▸ **What the exercise asks**
Omit the images and return the remaining entries unchanged.

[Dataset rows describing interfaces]
- - - -
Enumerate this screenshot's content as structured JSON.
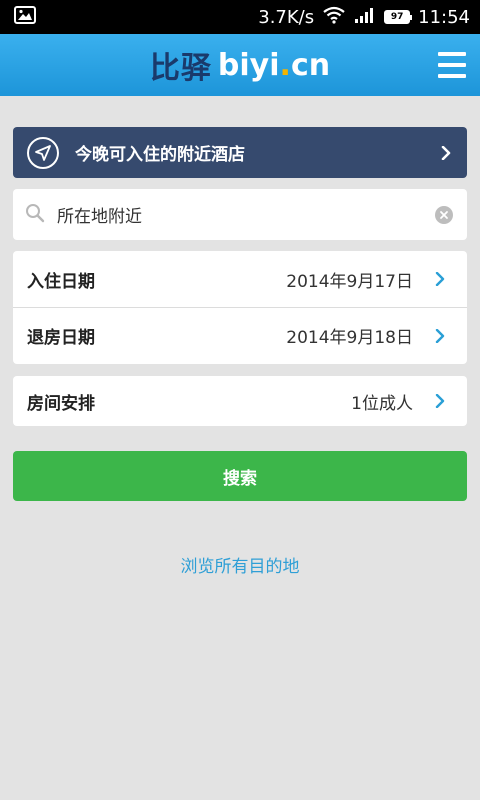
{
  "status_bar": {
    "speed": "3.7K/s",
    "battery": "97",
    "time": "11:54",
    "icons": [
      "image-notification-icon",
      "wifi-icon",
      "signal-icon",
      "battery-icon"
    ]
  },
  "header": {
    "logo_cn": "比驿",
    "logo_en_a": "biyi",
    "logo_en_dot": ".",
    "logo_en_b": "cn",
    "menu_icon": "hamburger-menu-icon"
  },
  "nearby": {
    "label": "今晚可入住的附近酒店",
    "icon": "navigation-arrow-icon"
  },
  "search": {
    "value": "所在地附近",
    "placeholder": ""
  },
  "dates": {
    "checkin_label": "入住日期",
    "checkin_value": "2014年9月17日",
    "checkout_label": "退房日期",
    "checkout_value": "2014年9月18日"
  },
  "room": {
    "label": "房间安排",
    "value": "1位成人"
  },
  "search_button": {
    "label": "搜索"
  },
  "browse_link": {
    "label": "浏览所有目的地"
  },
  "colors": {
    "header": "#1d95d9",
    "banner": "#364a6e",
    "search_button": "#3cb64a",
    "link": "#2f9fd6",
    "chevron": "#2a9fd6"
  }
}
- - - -
▸ **Reply to the exercise**
Enumerate this screenshot's content as structured JSON.
{
  "status_bar": {
    "speed": "3.7K/s",
    "battery": "97",
    "time": "11:54",
    "icons": [
      "image-notification-icon",
      "wifi-icon",
      "signal-icon",
      "battery-icon"
    ]
  },
  "header": {
    "logo_cn": "比驿",
    "logo_en_a": "biyi",
    "logo_en_dot": ".",
    "logo_en_b": "cn",
    "menu_icon": "hamburger-menu-icon"
  },
  "nearby": {
    "label": "今晚可入住的附近酒店",
    "icon": "navigation-arrow-icon"
  },
  "search": {
    "value": "所在地附近",
    "placeholder": ""
  },
  "dates": {
    "checkin_label": "入住日期",
    "checkin_value": "2014年9月17日",
    "checkout_label": "退房日期",
    "checkout_value": "2014年9月18日"
  },
  "room": {
    "label": "房间安排",
    "value": "1位成人"
  },
  "search_button": {
    "label": "搜索"
  },
  "browse_link": {
    "label": "浏览所有目的地"
  },
  "colors": {
    "header": "#1d95d9",
    "banner": "#364a6e",
    "search_button": "#3cb64a",
    "link": "#2f9fd6",
    "chevron": "#2a9fd6"
  }
}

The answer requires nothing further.